The only hair on your neck should be above your neckline. This is the hair you should be looking to brush or comb. Below your neckline, there shouldn’t be anything left to brush or to comb.
If the fore beard is long, the neck hair is less visible, so this isn’t as much of an issue.
But the neckline should still be trimmed for the sake of proper beard grooming.
The easiest way to prevent a neckbeard is to trim a decent neckline at the right level – not too high, not too low.
The under-chin area has plagued many a beardsman for eons. As with most beard grooming habits, there really is no “right way” to do it.
Every beard is different. Over time, as you become more and more aware of the nuances of your specific beard, it will become easier.
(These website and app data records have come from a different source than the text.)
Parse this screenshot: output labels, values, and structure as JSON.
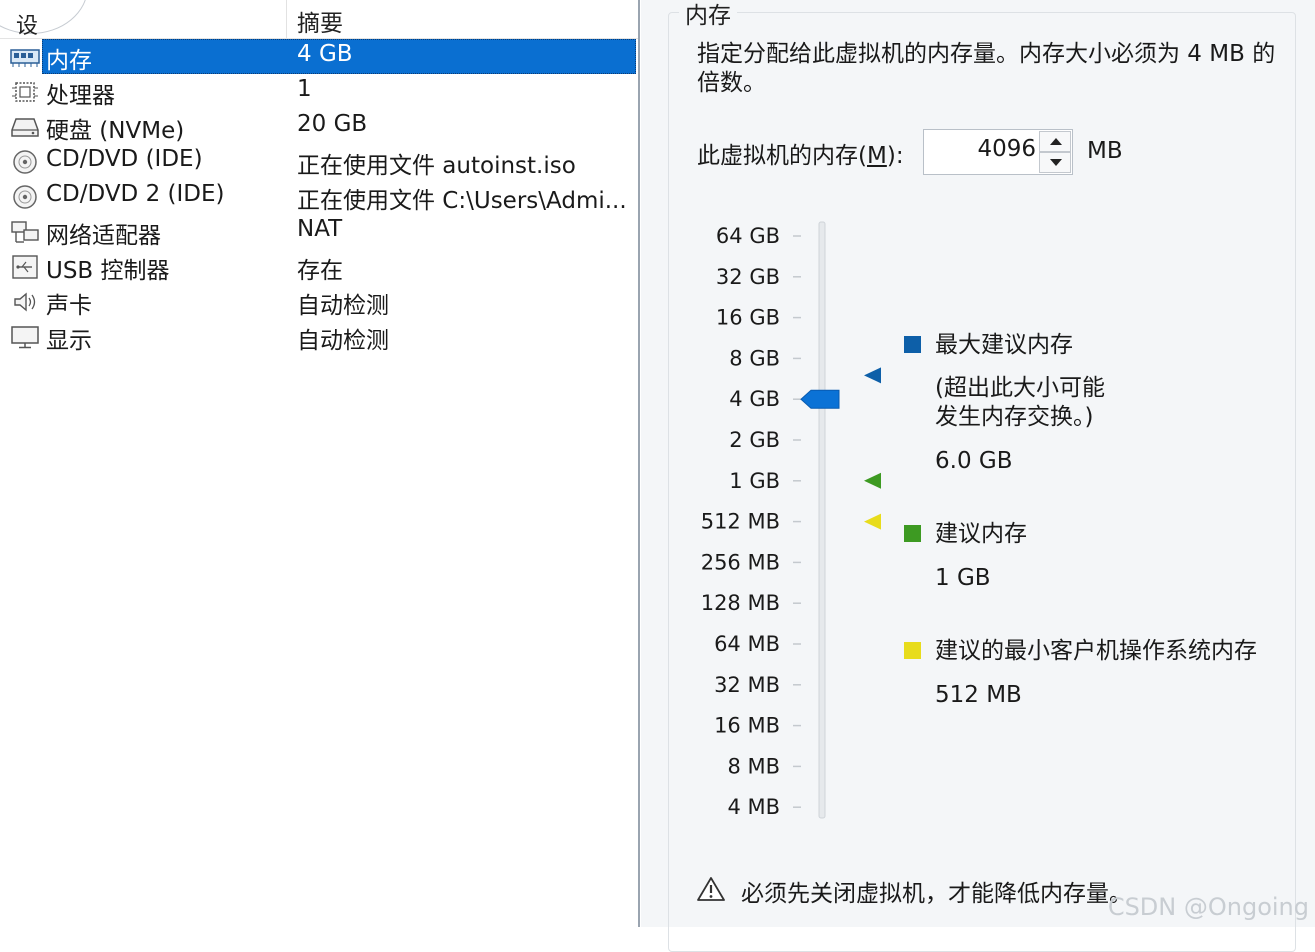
{
  "device_list": {
    "header_device": "设",
    "header_summary": "摘要",
    "rows": [
      {
        "icon": "memory-icon",
        "label": "内存",
        "summary": "4 GB",
        "selected": true
      },
      {
        "icon": "processor-icon",
        "label": "处理器",
        "summary": "1"
      },
      {
        "icon": "hard-disk-icon",
        "label": "硬盘 (NVMe)",
        "summary": "20 GB"
      },
      {
        "icon": "cd-dvd-icon",
        "label": "CD/DVD (IDE)",
        "summary": "正在使用文件 autoinst.iso"
      },
      {
        "icon": "cd-dvd-icon",
        "label": "CD/DVD 2 (IDE)",
        "summary": "正在使用文件 C:\\Users\\Admi..."
      },
      {
        "icon": "network-adapter-icon",
        "label": "网络适配器",
        "summary": "NAT"
      },
      {
        "icon": "usb-icon",
        "label": "USB 控制器",
        "summary": "存在"
      },
      {
        "icon": "speaker-icon",
        "label": "声卡",
        "summary": "自动检测"
      },
      {
        "icon": "monitor-icon",
        "label": "显示",
        "summary": "自动检测"
      }
    ]
  },
  "memory_panel": {
    "title": "内存",
    "description": "指定分配给此虚拟机的内存量。内存大小必须为 4 MB 的倍数。",
    "memory_label_prefix": "此虚拟机的内存(",
    "memory_label_key": "M",
    "memory_label_suffix": "):",
    "memory_value": "4096",
    "memory_unit": "MB",
    "scale_labels": [
      "64 GB",
      "32 GB",
      "16 GB",
      "8 GB",
      "4 GB",
      "2 GB",
      "1 GB",
      "512 MB",
      "256 MB",
      "128 MB",
      "64 MB",
      "32 MB",
      "16 MB",
      "8 MB",
      "4 MB"
    ],
    "slider_value": "4 GB",
    "markers": {
      "max_recommended": "6.0 GB",
      "recommended": "1 GB",
      "min_guest": "512 MB"
    },
    "legend": [
      {
        "key": "max",
        "color": "#0d5fa8",
        "title": "最大建议内存",
        "note_line1": "(超出此大小可能",
        "note_line2": "发生内存交换。)",
        "value": "6.0 GB"
      },
      {
        "key": "rec",
        "color": "#3d9a22",
        "title": "建议内存",
        "value": "1 GB"
      },
      {
        "key": "min",
        "color": "#e8dc1c",
        "title": "建议的最小客户机操作系统内存",
        "value": "512 MB"
      }
    ],
    "warning": "必须先关闭虚拟机，才能降低内存量。"
  },
  "watermark": "CSDN @Ongoing"
}
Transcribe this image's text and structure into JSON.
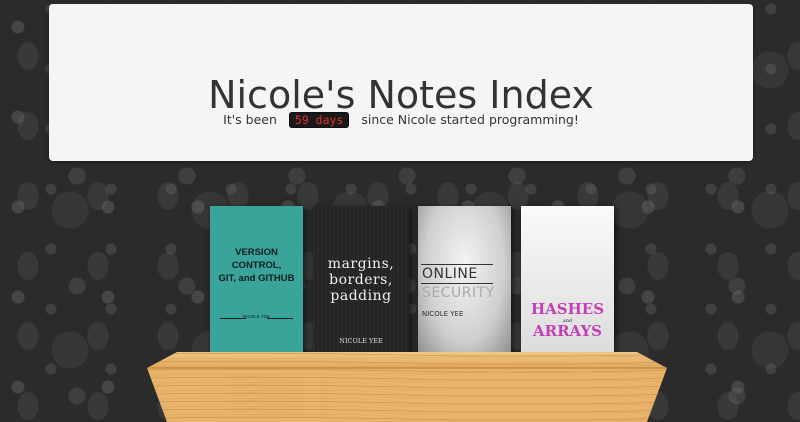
{
  "header": {
    "title": "Nicole's Notes Index",
    "subtitle_prefix": "It's been",
    "days_counter": "59 days",
    "subtitle_suffix": "since Nicole started programming!"
  },
  "books": [
    {
      "title_lines": [
        "VERSION CONTROL,",
        "GIT, and GITHUB"
      ],
      "author": "NICOLE YEE",
      "color": "#3aa39a"
    },
    {
      "title_lines": [
        "margins,",
        "borders,",
        "padding"
      ],
      "author": "NICOLE YEE",
      "color": "#262626"
    },
    {
      "title_lines": [
        "ONLINE",
        "SECURITY"
      ],
      "author": "NICOLE  YEE",
      "color": "#e0e0e0"
    },
    {
      "title_lines": [
        "HASHES",
        "and",
        "ARRAYS"
      ],
      "color": "#f0f0f0"
    }
  ],
  "colors": {
    "background": "#2b2b2b",
    "panel": "#f5f5f5",
    "counter_text": "#e03232",
    "hashes_title": "#c43fb5",
    "shelf_wood": "#e8b36a"
  }
}
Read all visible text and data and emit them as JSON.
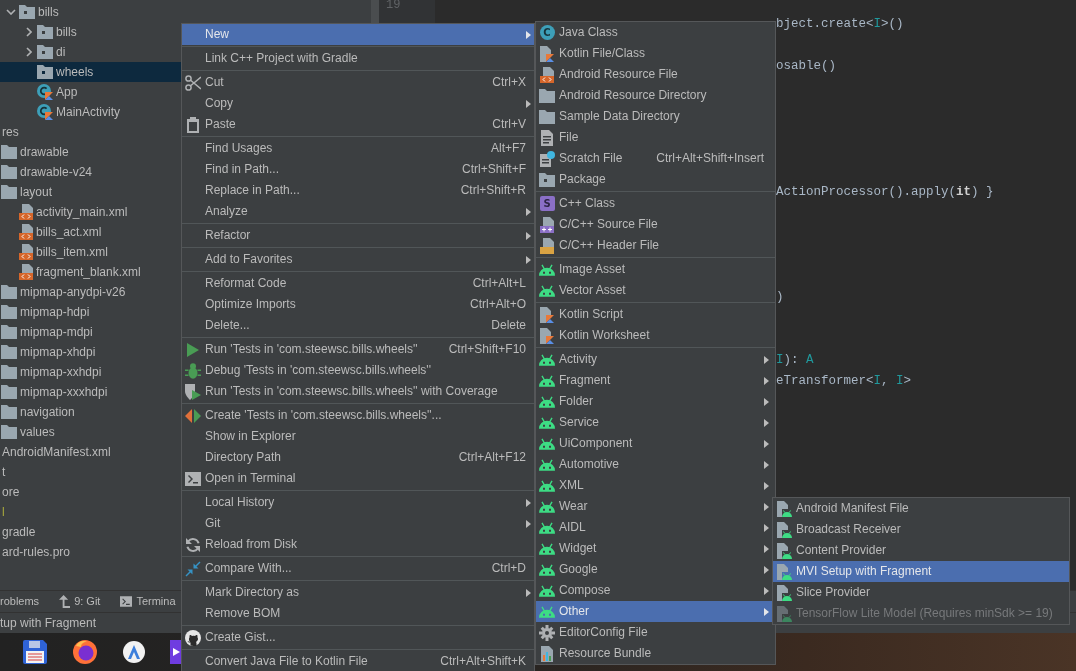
{
  "project_tree": [
    {
      "label": "bills",
      "kind": "package",
      "expanded": true,
      "selected": false,
      "children": [
        {
          "label": "bills",
          "kind": "package",
          "expanded": false,
          "selected": false
        },
        {
          "label": "di",
          "kind": "package",
          "expanded": false,
          "selected": false
        },
        {
          "label": "wheels",
          "kind": "package",
          "selected": true
        },
        {
          "label": "App",
          "kind": "kotlinclass",
          "selected": false
        },
        {
          "label": "MainActivity",
          "kind": "kotlinclass",
          "selected": false
        }
      ]
    },
    {
      "label": "res",
      "kind": "plain",
      "selected": false,
      "children": [
        {
          "label": "drawable",
          "kind": "folder",
          "selected": false
        },
        {
          "label": "drawable-v24",
          "kind": "folder",
          "selected": false
        },
        {
          "label": "layout",
          "kind": "folder",
          "selected": false,
          "children": [
            {
              "label": "activity_main.xml",
              "kind": "layout",
              "selected": false
            },
            {
              "label": "bills_act.xml",
              "kind": "layout",
              "selected": false
            },
            {
              "label": "bills_item.xml",
              "kind": "layout",
              "selected": false
            },
            {
              "label": "fragment_blank.xml",
              "kind": "layout",
              "selected": false
            }
          ]
        },
        {
          "label": "mipmap-anydpi-v26",
          "kind": "folder",
          "selected": false
        },
        {
          "label": "mipmap-hdpi",
          "kind": "folder",
          "selected": false
        },
        {
          "label": "mipmap-mdpi",
          "kind": "folder",
          "selected": false
        },
        {
          "label": "mipmap-xhdpi",
          "kind": "folder",
          "selected": false
        },
        {
          "label": "mipmap-xxhdpi",
          "kind": "folder",
          "selected": false
        },
        {
          "label": "mipmap-xxxhdpi",
          "kind": "folder",
          "selected": false
        },
        {
          "label": "navigation",
          "kind": "folder",
          "selected": false
        },
        {
          "label": "values",
          "kind": "folder",
          "selected": false
        }
      ]
    },
    {
      "label": "AndroidManifest.xml",
      "kind": "plain",
      "selected": false
    },
    {
      "label": "t",
      "kind": "plain",
      "selected": false
    },
    {
      "label": "ore",
      "kind": "plain",
      "selected": false
    },
    {
      "label": "l",
      "kind": "plain",
      "selected": false,
      "color": "#a8a83c"
    },
    {
      "label": "gradle",
      "kind": "plain",
      "selected": false
    },
    {
      "label": "ard-rules.pro",
      "kind": "plain",
      "selected": false
    }
  ],
  "gutter": {
    "line_numbers": [
      "19"
    ]
  },
  "editor": {
    "lines": [
      {
        "kind": "code",
        "tokens": [
          {
            "text": "bject.create<",
            "kind": "plain"
          },
          {
            "text": "I",
            "kind": "type"
          },
          {
            "text": ">()",
            "kind": "plain"
          }
        ]
      },
      {
        "kind": "blank"
      },
      {
        "kind": "code",
        "tokens": [
          {
            "text": "osable()",
            "kind": "plain"
          }
        ]
      },
      {
        "kind": "blank"
      },
      {
        "kind": "blank"
      },
      {
        "kind": "blank"
      },
      {
        "kind": "blank"
      },
      {
        "kind": "blank"
      },
      {
        "kind": "code",
        "tokens": [
          {
            "text": "ActionProcessor().apply(**it**) }",
            "kind": "plain"
          }
        ]
      },
      {
        "kind": "blank"
      },
      {
        "kind": "blank"
      },
      {
        "kind": "blank"
      },
      {
        "kind": "blank"
      },
      {
        "kind": "code",
        "tokens": [
          {
            "text": ")",
            "kind": "plain"
          }
        ]
      },
      {
        "kind": "blank"
      },
      {
        "kind": "blank"
      },
      {
        "kind": "code",
        "tokens": [
          {
            "text": "I",
            "kind": "type"
          },
          {
            "text": "): ",
            "kind": "plain"
          },
          {
            "text": "A",
            "kind": "type"
          }
        ]
      },
      {
        "kind": "code",
        "tokens": [
          {
            "text": "eTransformer<",
            "kind": "plain"
          },
          {
            "text": "I",
            "kind": "type"
          },
          {
            "text": ", ",
            "kind": "plain"
          },
          {
            "text": "I",
            "kind": "type"
          },
          {
            "text": ">",
            "kind": "plain"
          }
        ]
      }
    ]
  },
  "tool_window_bar": [
    {
      "label": "roblems",
      "kind": "plain"
    },
    {
      "label": "9: Git",
      "kind": "git"
    },
    {
      "label": "Termina",
      "kind": "terminal"
    }
  ],
  "status_bar": {
    "text": "tup with Fragment"
  },
  "context_menu": {
    "items": [
      {
        "label": "New",
        "kind": "plain",
        "selected": true,
        "submenu": true
      },
      {
        "kind": "separator"
      },
      {
        "label": "Link C++ Project with Gradle",
        "kind": "plain",
        "selected": false
      },
      {
        "kind": "separator"
      },
      {
        "label": "Cut",
        "kind": "cut",
        "shortcut": "Ctrl+X",
        "selected": false
      },
      {
        "label": "Copy",
        "kind": "plain",
        "selected": false,
        "submenu": true
      },
      {
        "label": "Paste",
        "kind": "paste",
        "shortcut": "Ctrl+V",
        "selected": false
      },
      {
        "kind": "separator"
      },
      {
        "label": "Find Usages",
        "kind": "plain",
        "shortcut": "Alt+F7",
        "selected": false
      },
      {
        "label": "Find in Path...",
        "kind": "plain",
        "shortcut": "Ctrl+Shift+F",
        "selected": false
      },
      {
        "label": "Replace in Path...",
        "kind": "plain",
        "shortcut": "Ctrl+Shift+R",
        "selected": false
      },
      {
        "label": "Analyze",
        "kind": "plain",
        "selected": false,
        "submenu": true
      },
      {
        "kind": "separator"
      },
      {
        "label": "Refactor",
        "kind": "plain",
        "selected": false,
        "submenu": true
      },
      {
        "kind": "separator"
      },
      {
        "label": "Add to Favorites",
        "kind": "plain",
        "selected": false,
        "submenu": true
      },
      {
        "kind": "separator"
      },
      {
        "label": "Reformat Code",
        "kind": "plain",
        "shortcut": "Ctrl+Alt+L",
        "selected": false
      },
      {
        "label": "Optimize Imports",
        "kind": "plain",
        "shortcut": "Ctrl+Alt+O",
        "selected": false
      },
      {
        "label": "Delete...",
        "kind": "plain",
        "shortcut": "Delete",
        "selected": false
      },
      {
        "kind": "separator"
      },
      {
        "label": "Run 'Tests in 'com.steewsc.bills.wheels''",
        "kind": "run",
        "shortcut": "Ctrl+Shift+F10",
        "selected": false
      },
      {
        "label": "Debug 'Tests in 'com.steewsc.bills.wheels''",
        "kind": "debug",
        "selected": false
      },
      {
        "label": "Run 'Tests in 'com.steewsc.bills.wheels'' with Coverage",
        "kind": "coverage",
        "selected": false
      },
      {
        "kind": "separator"
      },
      {
        "label": "Create 'Tests in 'com.steewsc.bills.wheels''...",
        "kind": "testcreate",
        "selected": false
      },
      {
        "label": "Show in Explorer",
        "kind": "plain",
        "selected": false
      },
      {
        "label": "Directory Path",
        "kind": "plain",
        "shortcut": "Ctrl+Alt+F12",
        "selected": false
      },
      {
        "label": "Open in Terminal",
        "kind": "terminal",
        "selected": false
      },
      {
        "kind": "separator"
      },
      {
        "label": "Local History",
        "kind": "plain",
        "selected": false,
        "submenu": true
      },
      {
        "label": "Git",
        "kind": "plain",
        "selected": false,
        "submenu": true
      },
      {
        "label": "Reload from Disk",
        "kind": "reload",
        "selected": false
      },
      {
        "kind": "separator"
      },
      {
        "label": "Compare With...",
        "kind": "compare",
        "shortcut": "Ctrl+D",
        "selected": false
      },
      {
        "kind": "separator"
      },
      {
        "label": "Mark Directory as",
        "kind": "plain",
        "selected": false,
        "submenu": true
      },
      {
        "label": "Remove BOM",
        "kind": "plain",
        "selected": false
      },
      {
        "kind": "separator"
      },
      {
        "label": "Create Gist...",
        "kind": "gist",
        "selected": false
      },
      {
        "kind": "separator"
      },
      {
        "label": "Convert Java File to Kotlin File",
        "kind": "plain",
        "shortcut": "Ctrl+Alt+Shift+K",
        "selected": false
      }
    ]
  },
  "new_submenu": {
    "items": [
      {
        "label": "Java Class",
        "kind": "javaclass",
        "badge": "C",
        "selected": false
      },
      {
        "label": "Kotlin File/Class",
        "kind": "kotlin",
        "selected": false
      },
      {
        "label": "Android Resource File",
        "kind": "resfile",
        "selected": false
      },
      {
        "label": "Android Resource Directory",
        "kind": "folder",
        "selected": false
      },
      {
        "label": "Sample Data Directory",
        "kind": "folder",
        "selected": false
      },
      {
        "label": "File",
        "kind": "file",
        "selected": false
      },
      {
        "label": "Scratch File",
        "kind": "scratch",
        "shortcut": "Ctrl+Alt+Shift+Insert",
        "selected": false
      },
      {
        "label": "Package",
        "kind": "package",
        "selected": false
      },
      {
        "kind": "separator"
      },
      {
        "label": "C++ Class",
        "kind": "cppclass",
        "badge": "S",
        "selected": false
      },
      {
        "label": "C/C++ Source File",
        "kind": "cppsource",
        "selected": false
      },
      {
        "label": "C/C++ Header File",
        "kind": "cppheader",
        "selected": false
      },
      {
        "kind": "separator"
      },
      {
        "label": "Image Asset",
        "kind": "android",
        "selected": false
      },
      {
        "label": "Vector Asset",
        "kind": "android",
        "selected": false
      },
      {
        "kind": "separator"
      },
      {
        "label": "Kotlin Script",
        "kind": "kotlinscript",
        "selected": false
      },
      {
        "label": "Kotlin Worksheet",
        "kind": "kotlinscript",
        "selected": false
      },
      {
        "kind": "separator"
      },
      {
        "label": "Activity",
        "kind": "android",
        "selected": false,
        "submenu": true
      },
      {
        "label": "Fragment",
        "kind": "android",
        "selected": false,
        "submenu": true
      },
      {
        "label": "Folder",
        "kind": "android",
        "selected": false,
        "submenu": true
      },
      {
        "label": "Service",
        "kind": "android",
        "selected": false,
        "submenu": true
      },
      {
        "label": "UiComponent",
        "kind": "android",
        "selected": false,
        "submenu": true
      },
      {
        "label": "Automotive",
        "kind": "android",
        "selected": false,
        "submenu": true
      },
      {
        "label": "XML",
        "kind": "android",
        "selected": false,
        "submenu": true
      },
      {
        "label": "Wear",
        "kind": "android",
        "selected": false,
        "submenu": true
      },
      {
        "label": "AIDL",
        "kind": "android",
        "selected": false,
        "submenu": true
      },
      {
        "label": "Widget",
        "kind": "android",
        "selected": false,
        "submenu": true
      },
      {
        "label": "Google",
        "kind": "android",
        "selected": false,
        "submenu": true
      },
      {
        "label": "Compose",
        "kind": "android",
        "selected": false,
        "submenu": true
      },
      {
        "label": "Other",
        "kind": "android",
        "selected": true,
        "submenu": true
      },
      {
        "label": "EditorConfig File",
        "kind": "gear",
        "selected": false
      },
      {
        "label": "Resource Bundle",
        "kind": "bundle",
        "selected": false
      }
    ]
  },
  "other_submenu": {
    "items": [
      {
        "label": "Android Manifest File",
        "kind": "androidfile",
        "selected": false,
        "disabled": false
      },
      {
        "label": "Broadcast Receiver",
        "kind": "androidfile",
        "selected": false,
        "disabled": false
      },
      {
        "label": "Content Provider",
        "kind": "androidfile",
        "selected": false,
        "disabled": false
      },
      {
        "label": "MVI Setup with Fragment",
        "kind": "androidfile",
        "selected": true,
        "disabled": false
      },
      {
        "label": "Slice Provider",
        "kind": "androidfile",
        "selected": false,
        "disabled": false
      },
      {
        "label": "TensorFlow Lite Model (Requires minSdk >= 19)",
        "kind": "androidfile",
        "selected": false,
        "disabled": true
      }
    ]
  }
}
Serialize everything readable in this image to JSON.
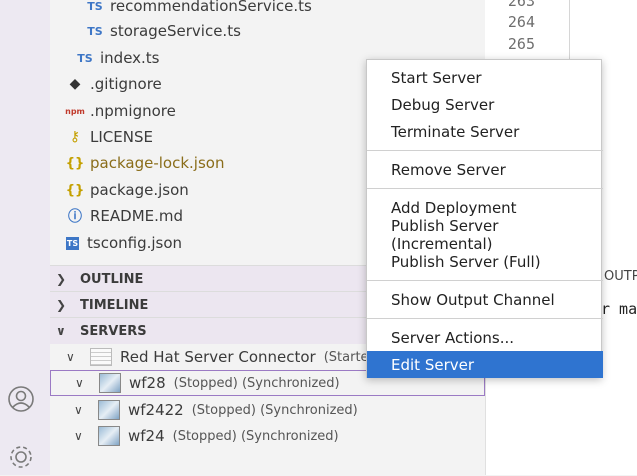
{
  "editor": {
    "line_numbers": [
      "263",
      "264",
      "265"
    ]
  },
  "explorer": {
    "files": [
      {
        "name": "recommendationService.ts",
        "icon": "ts-icon",
        "indent": 2
      },
      {
        "name": "storageService.ts",
        "icon": "ts-icon",
        "indent": 2
      },
      {
        "name": "index.ts",
        "icon": "ts-icon",
        "indent": 1
      },
      {
        "name": ".gitignore",
        "icon": "git-icon",
        "indent": 0
      },
      {
        "name": ".npmignore",
        "icon": "npm-icon",
        "indent": 0
      },
      {
        "name": "LICENSE",
        "icon": "license-icon",
        "indent": 0
      },
      {
        "name": "package-lock.json",
        "icon": "json-icon",
        "indent": 0,
        "modified": true
      },
      {
        "name": "package.json",
        "icon": "json-icon",
        "indent": 0
      },
      {
        "name": "README.md",
        "icon": "info-icon",
        "indent": 0
      },
      {
        "name": "tsconfig.json",
        "icon": "ts-config-icon",
        "indent": 0
      }
    ],
    "icon_glyphs": {
      "ts": "TS",
      "json": "{}",
      "git": "◆",
      "npm": "npm",
      "license": "🔑",
      "info": "ⓘ",
      "tsbox": "TS"
    }
  },
  "sections": {
    "outline": "OUTLINE",
    "timeline": "TIMELINE",
    "servers": "SERVERS"
  },
  "servers": {
    "connector": {
      "name": "Red Hat Server Connector",
      "status": "(Started)"
    },
    "items": [
      {
        "name": "wf28",
        "status": "(Stopped) (Synchronized)"
      },
      {
        "name": "wf2422",
        "status": "(Stopped) (Synchronized)"
      },
      {
        "name": "wf24",
        "status": "(Stopped) (Synchronized)"
      }
    ]
  },
  "panel": {
    "tab_label": "OUTP",
    "text": "r ma"
  },
  "context_menu": {
    "groups": [
      [
        "Start Server",
        "Debug Server",
        "Terminate Server"
      ],
      [
        "Remove Server"
      ],
      [
        "Add Deployment",
        "Publish Server (Incremental)",
        "Publish Server (Full)"
      ],
      [
        "Show Output Channel"
      ],
      [
        "Server Actions...",
        "Edit Server"
      ]
    ],
    "highlighted": "Edit Server"
  },
  "colors": {
    "accent": "#2f74d0",
    "focus_outline": "#9b7ac4",
    "activity_bar": "#ede9f2"
  }
}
As you’ve come to realize, this article wasn’t a step-by-step routine. It was more of a collection of core principles that you can apply to the under-chin area as you do your own testing.
Although there are specific techniques and there is specific guidance you should follow, brushing and combing should always be considered an art.
But start early. Not only does early brushing and combing train the beard to grow neatly, but it also gives you more time to test and experiment. Over time, you’ll become an expert in brushing your own beard.
Have fun with it.
Ready Sleek founder. Obsessed with casual style and the minimalist approach to building a highly functional wardrobe. Also a fan of classic, vintage hairstyles.